Abstract: A Pilot Study of a Computer-Tailored HPV Vaccination Intervention for Latino Parents (Society for Prevention Research 24th Annual Meeting)

325 A Pilot Study of a Computer-Tailored HPV Vaccination Intervention for Latino Parents

Thursday, June 2, 2016
Pacific B/C (Hyatt Regency San Francisco)
* noted as presenting author
Angela Chia-Chen Chen, PhD, Associate Professor, Arizona State University, Phoenix, AZ
Ashish Amresh, PhD, Assistant Professor, Arizona State University, Mesa, AZ
Mike Todd, PhD, Associate Research Professor, Arizona State University, Phoenix, AZ
Usha Menon, PhD, Professor and Associate Dean of Research, University of Arizona, Tucson, AZ
Laura Szalacha, PhD, Professor and Director of Research Methods and Statistics, University of Arizona, Tucson, AZ
Introduction: Latinas have the highest age-adjusted incidence rate for HPV-associated cervical cancer, as compared to their counterparts in other racial/ethnic groups. The three HPV vaccines approved for youth aged 9-26 are efficacious in preventing HPV-associated diseases. The vaccination rates in adolescents, however, remain low. Because parental consent is required for youth under age 18 to receive HPV vaccines in most U. S. states, parents’ intentions to have their children vaccinated are key to promoting HPV vaccination. This pilot study aimed at examining feasibility, acceptability, and preliminary short-term effects of an innovative, computer-tailored intervention designed for Latino parents.  

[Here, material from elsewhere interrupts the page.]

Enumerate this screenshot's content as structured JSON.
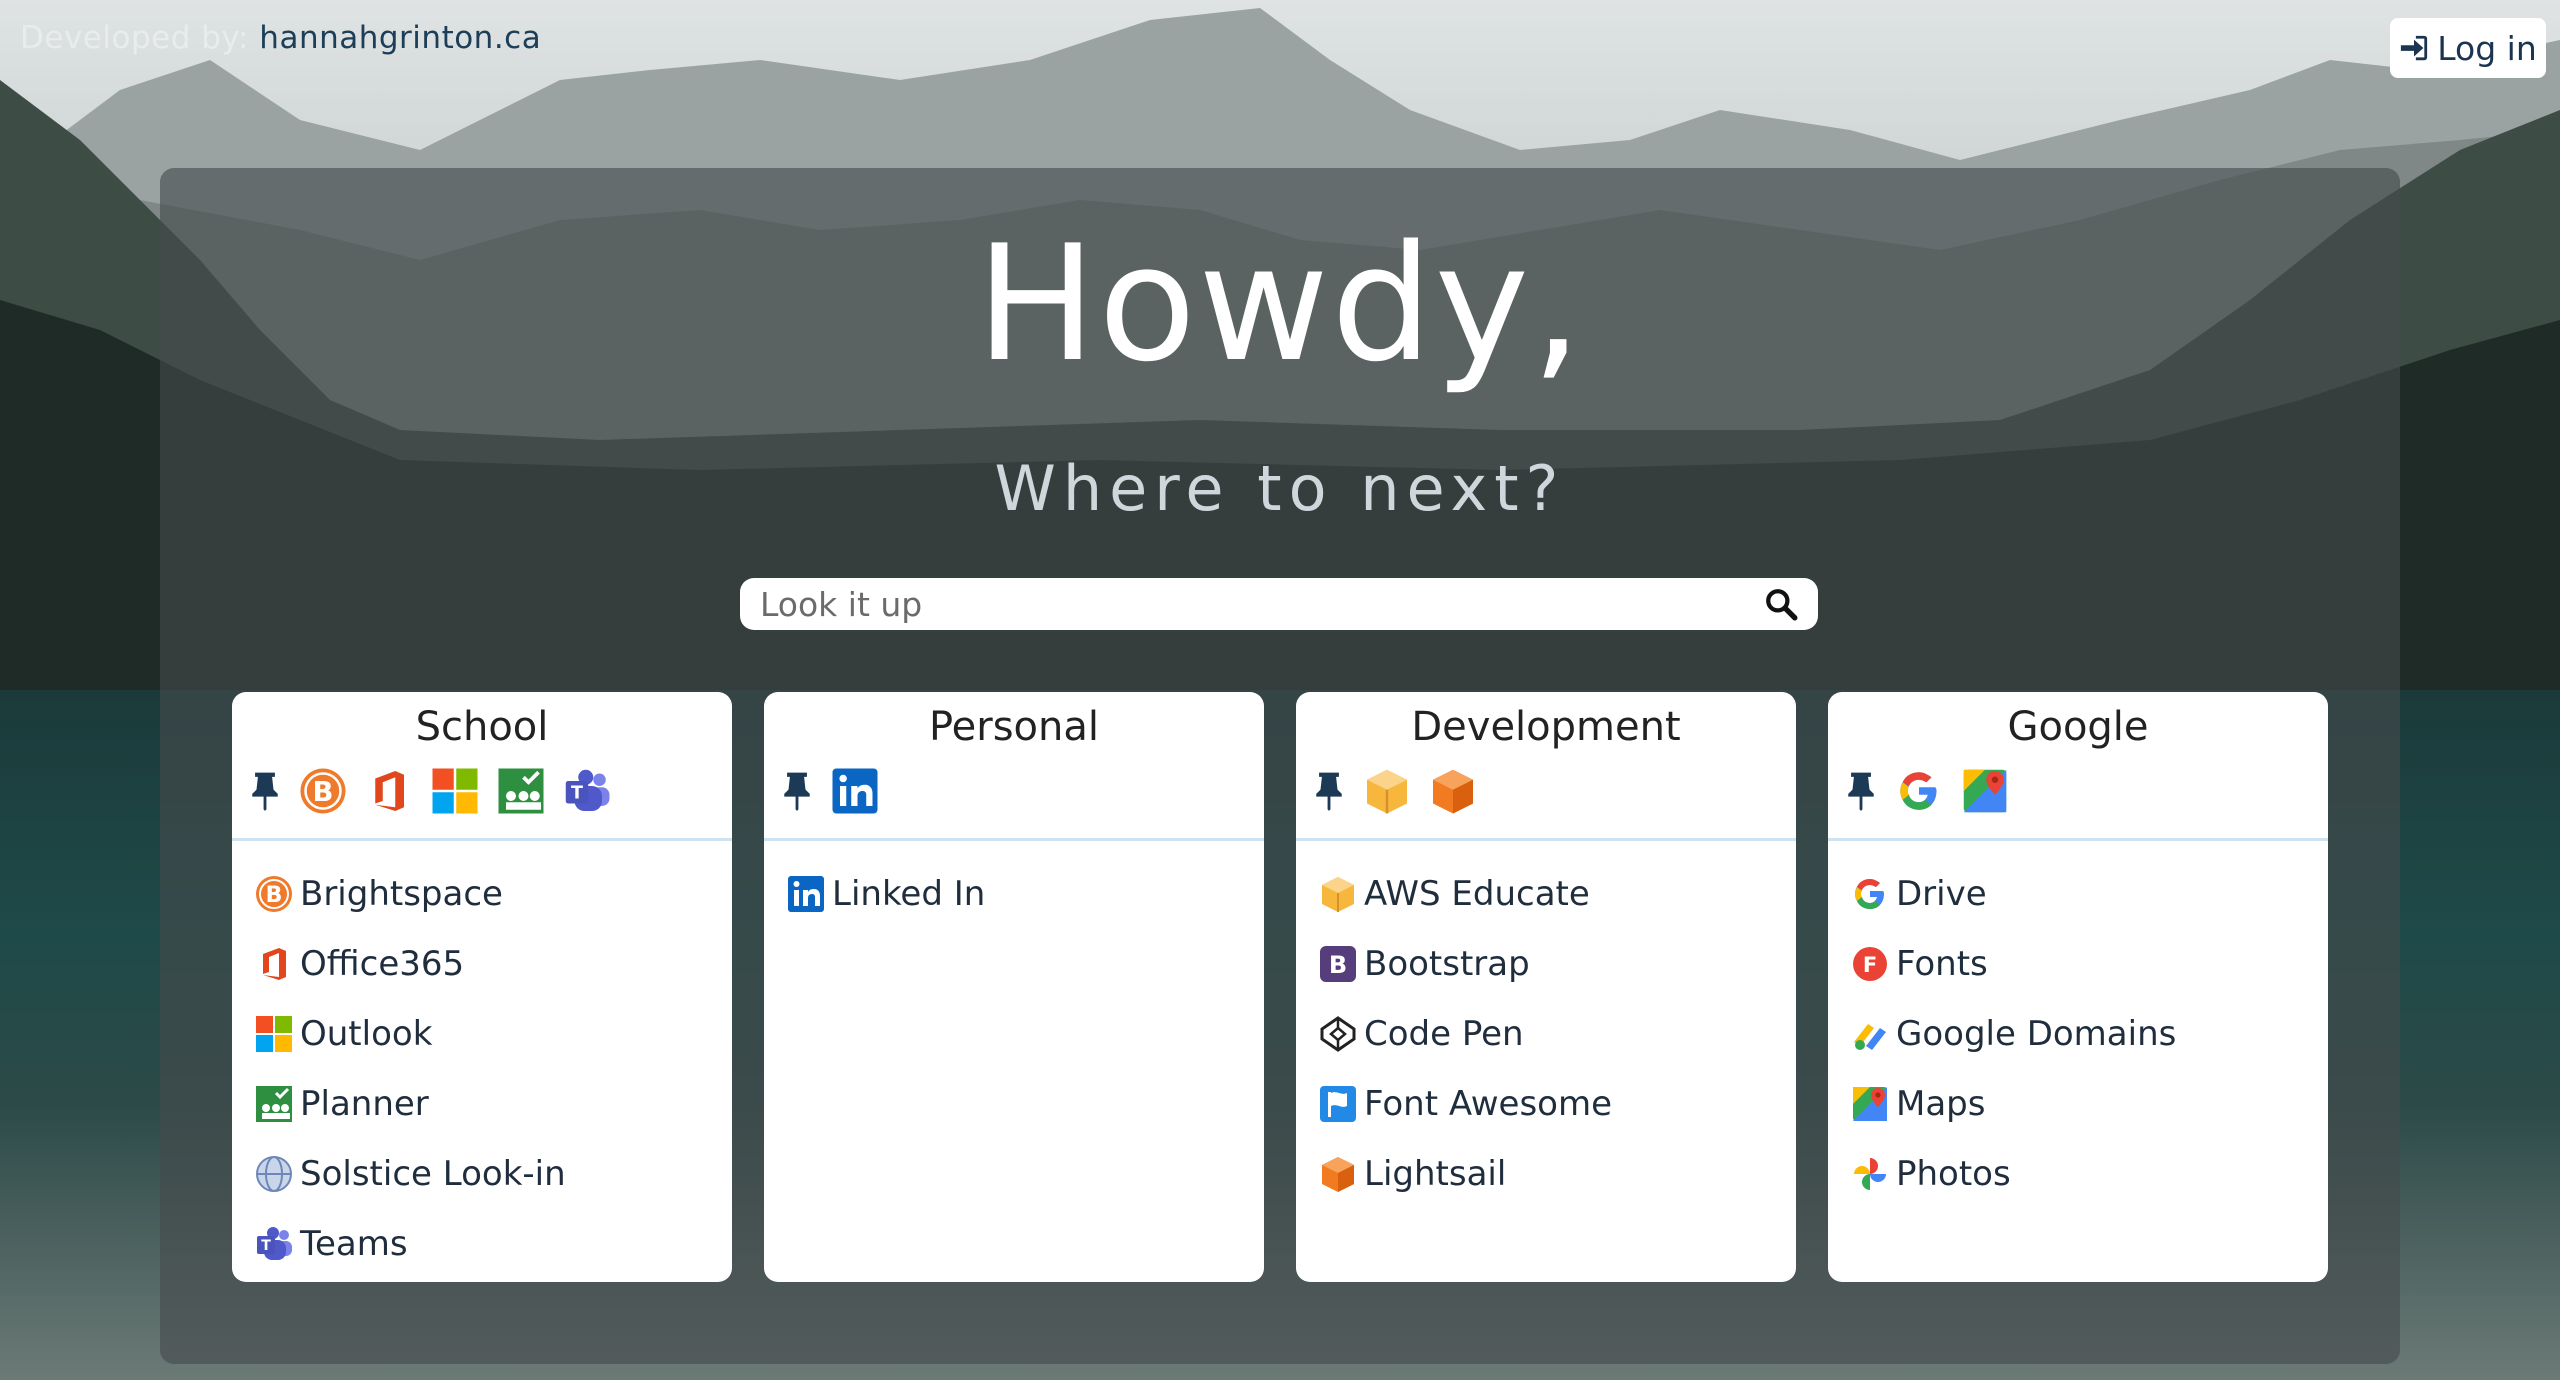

Methods:Latino parents were invited to participate in a one-group, pre- and post-test design pilot study. Eligibility criteria were: having at least one child aged 11-17 who had not received the first dose of any HPV vaccine and did not plan to consent to HPV vaccination prior to the intervention. Participants completed the intervention and the pre- and post-intervention assessments via a tablet computer in the clinic waiting area.

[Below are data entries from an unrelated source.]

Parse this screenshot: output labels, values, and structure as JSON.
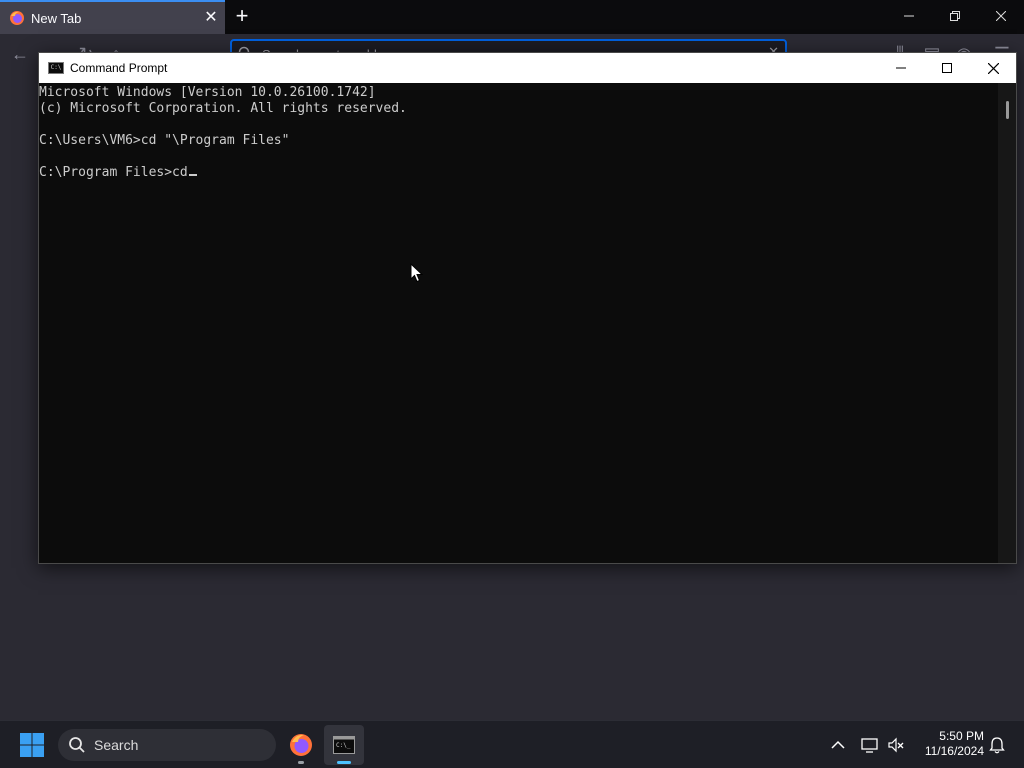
{
  "browser": {
    "tab_title": "New Tab",
    "urlbar_placeholder": "Search or enter address"
  },
  "cmd": {
    "title": "Command Prompt",
    "icon_text": "C:\\",
    "lines": [
      "Microsoft Windows [Version 10.0.26100.1742]",
      "(c) Microsoft Corporation. All rights reserved.",
      "",
      "C:\\Users\\VM6>cd \"\\Program Files\"",
      "",
      "C:\\Program Files>cd"
    ]
  },
  "taskbar": {
    "search_label": "Search",
    "time": "5:50 PM",
    "date": "11/16/2024"
  },
  "colors": {
    "accent": "#0060df",
    "cmd_bg": "#0c0c0c",
    "cmd_text": "#cccccc",
    "taskbar_bg": "#1e1f26"
  }
}
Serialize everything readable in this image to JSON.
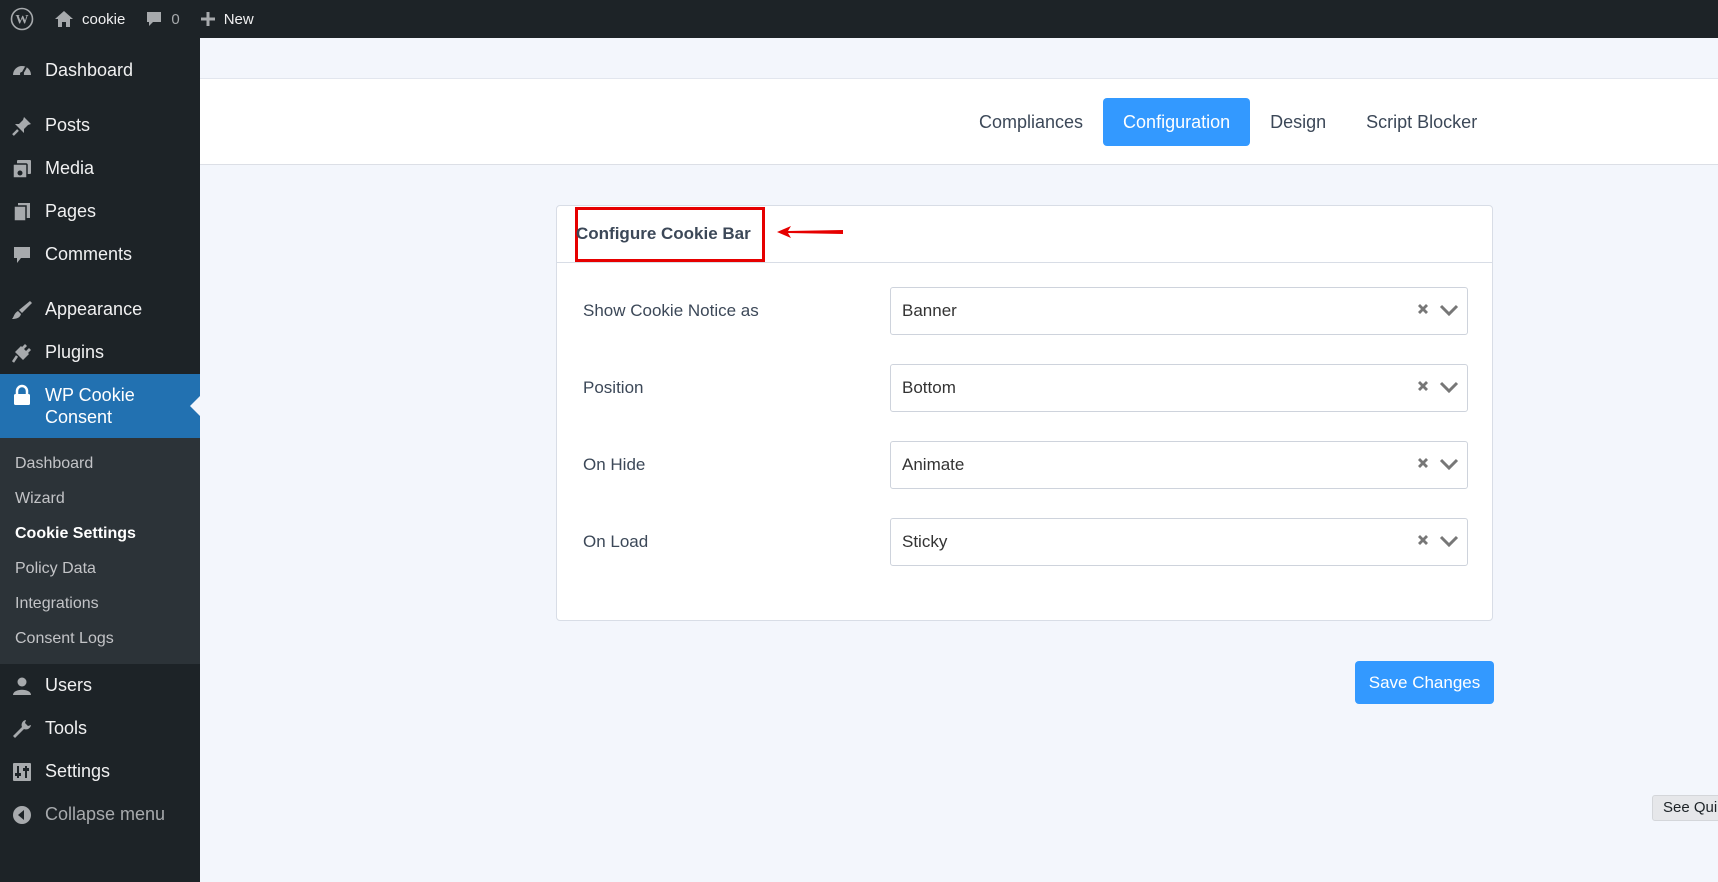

Results: Among 46 participants, 91.3% (n = 42; mean age 40 years, SD = 7.9) completed the intervention and both assessments. Of these, 93% were mothers, 54% had not finished high school, and 98% reported that their children were eligible for reduced/free lunch in school. Four primary attitudinal and instrumental facilitators (prevents HPV, saves my child’s life, knowing where to get the vaccine, provider recommendation), and four barriers (safety concern, encourages early sex, no provider recommendation, language barrier) related to HPV vaccination were reported. Mean knowledge scores differed significantly from pre-intervention (M = 9.3, SD = 2.21) to post-intervention (M = 13.9, SD = 0.37; t(41) = -13.77, p< .001). Post-intervention, 95% (n = 40) of participants intended to get their children vaccinated, 29% reported they would make appointments, and 5% wanted to wait until discussing with providers. Fifty percent (n = 21) of parents consented to vaccination, resulting in 24 adolescents being vaccinated immediately post-intervention. All participants reported it was easy to learn via tablet; two nurses reported intervention delivery in the clinic setting was feasible. The mean intervention acceptability score was 32 (range 0-36).

Conclusion: Our computer-tailored intervention for Latino parents was feasible, acceptable, and showed preliminary short-term effects on intent and actual completion of HPV vaccination. We will incorporate participants’ comments when refining the intervention prior to a large-scale RCT to assess efficacy.